Why should Idaho’s businesses care about Medicaid expansion? Each year at renewal time, Idaho’s businesses face the ever-increasing costs of providing health insurance for their employees. A portion of each health insurance premium reflects the costs associated with health care provided to Idaho residents who have no insurance. Idaho’s health care providers write off millions of dollars of uncompensated care each year for services provided to patients with no insurance. According to the Kaiser Family Foundation, studies show that health insurance premiums are lower in states that have expanded Medicaid and that expansion has reduced the costs incurred by providers for uncompensated care. In fact, one study suggested that Medicaid expansion resulted in a 41 percent savings in uncompensated care by hospitals in expansion states.
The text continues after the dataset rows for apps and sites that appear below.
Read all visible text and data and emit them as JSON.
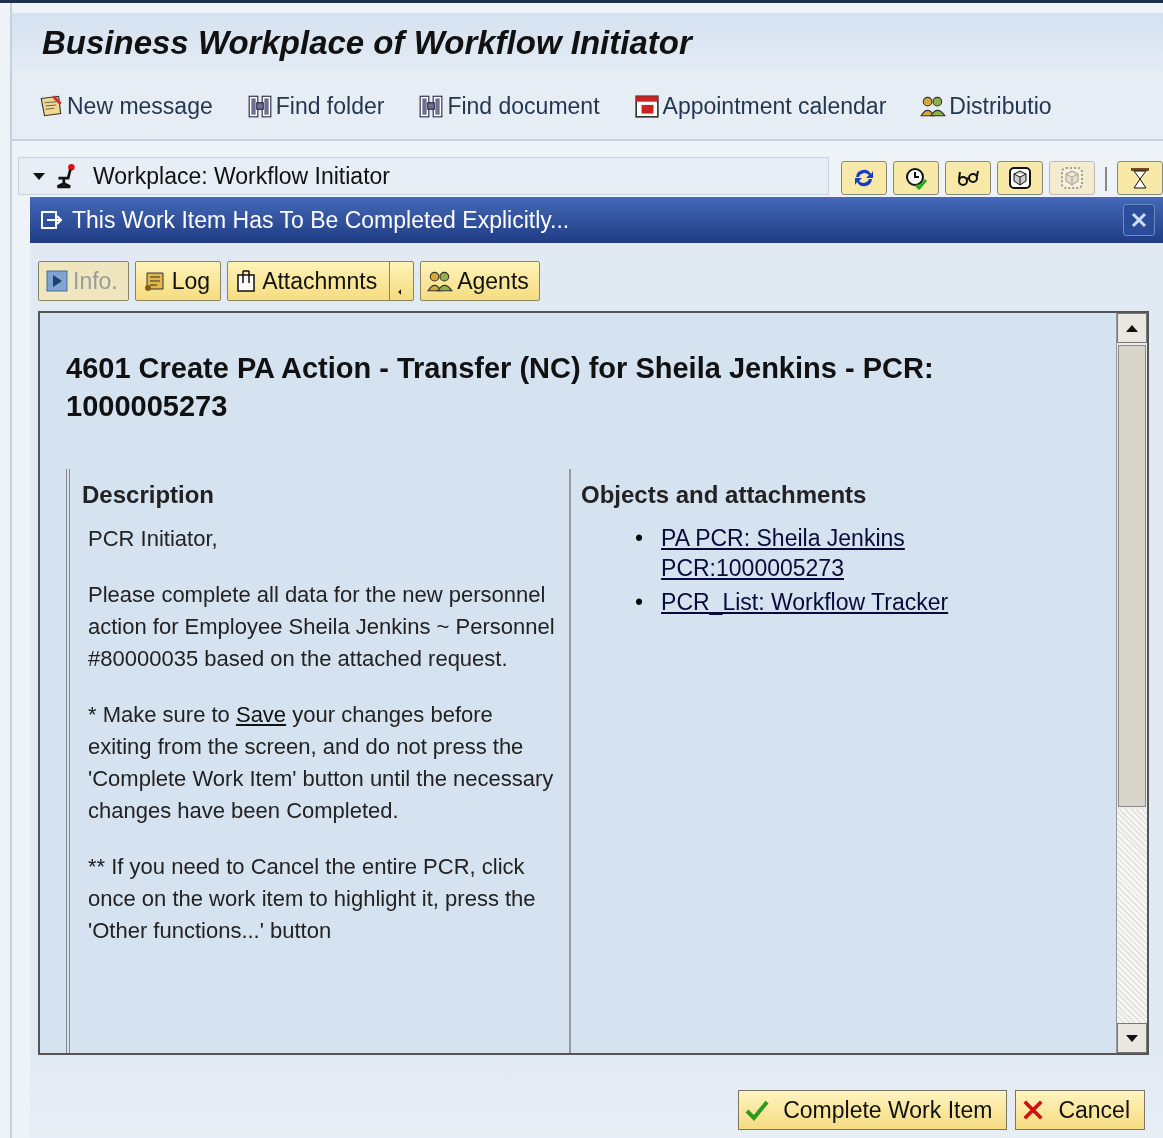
{
  "window": {
    "title": "Business Workplace of Workflow Initiator"
  },
  "toolbar": [
    {
      "label": "New message"
    },
    {
      "label": "Find folder"
    },
    {
      "label": "Find document"
    },
    {
      "label": "Appointment calendar"
    },
    {
      "label": "Distributio"
    }
  ],
  "workplace": {
    "label": "Workplace: Workflow Initiator",
    "expanded": true,
    "tools": [
      {
        "disabled": false
      },
      {
        "disabled": false
      },
      {
        "disabled": false
      },
      {
        "disabled": false
      },
      {
        "disabled": true
      },
      {
        "disabled": false
      }
    ]
  },
  "dialog": {
    "title": "This Work Item Has To Be Completed Explicitly...",
    "tabs": [
      {
        "label": "Info.",
        "disabled": true,
        "dropdown": false
      },
      {
        "label": "Log",
        "disabled": false,
        "dropdown": false
      },
      {
        "label": "Attachmnts",
        "disabled": false,
        "dropdown": true
      },
      {
        "label": "Agents",
        "disabled": false,
        "dropdown": false
      }
    ],
    "heading": "4601 Create PA Action - Transfer (NC) for Sheila Jenkins - PCR: 1000005273",
    "description": {
      "title": "Description",
      "paragraphs": [
        [
          {
            "text": "PCR Initiator,",
            "link": false
          }
        ],
        [
          {
            "text": "Please complete all data for the new personnel action for Employee Sheila Jenkins ~ Personnel #80000035 based on the attached request.",
            "link": false
          }
        ],
        [
          {
            "text": "* Make sure to ",
            "link": false
          },
          {
            "text": "Save",
            "link": true
          },
          {
            "text": " your changes before exiting from the screen, and do not press the 'Complete Work Item' button until the necessary changes have been Completed.",
            "link": false
          }
        ],
        [
          {
            "text": "** If you need to Cancel the entire PCR, click once on the work item to highlight it, press the 'Other functions...' button",
            "link": false
          }
        ]
      ]
    },
    "objects": {
      "title": "Objects and attachments",
      "links": [
        {
          "bullet": "•",
          "text": "PA PCR: Sheila Jenkins PCR:1000005273"
        },
        {
          "bullet": "•",
          "text": "PCR_List: Workflow Tracker"
        }
      ]
    },
    "buttons": [
      {
        "label": "Complete Work Item"
      },
      {
        "label": "Cancel"
      }
    ]
  }
}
The very real costs of uncompensated care are passed on to the health insurance companies who have no choice but to pass these costs on to their customers. Reducing that amount benefits everyone.
Medicaid expansion will also help those uninsured individuals who delay receiving health care until their condition becomes acute. What could have been managed through blood pressure and cholesterol medication is now a serious heart condition requiring surgery. Cancer that would have been diagnosed in a routine office visit instead will be diagnosed at an advanced stage.
These uninsured individuals often resort to receiving care at the emergency room of their local hospital, where the cost of care is the highest and where they will not be turned away based on their inability to pay. The high cost of emergency care, coupled with the more extensive care that is often needed, leads to hospital and physician bills that are simply unaffordable to those without insurance. To stay in business, these same hospitals and physicians seek additional higher reimbursement rates from private insurance companies who provide coverage to your company and your employees. This is an unsustainable cycle.
While it certainly appears that Medicaid expansion will soon be a reality in Idaho, some uncertainty remains.
Tom Mortell is a partner at Hawley Troxell and chairs the firm’s health law practice group. He represents hospitals and other health care providers throughout Idaho. He is also a member of the firm’s governing board. He can be reached at email@example.com.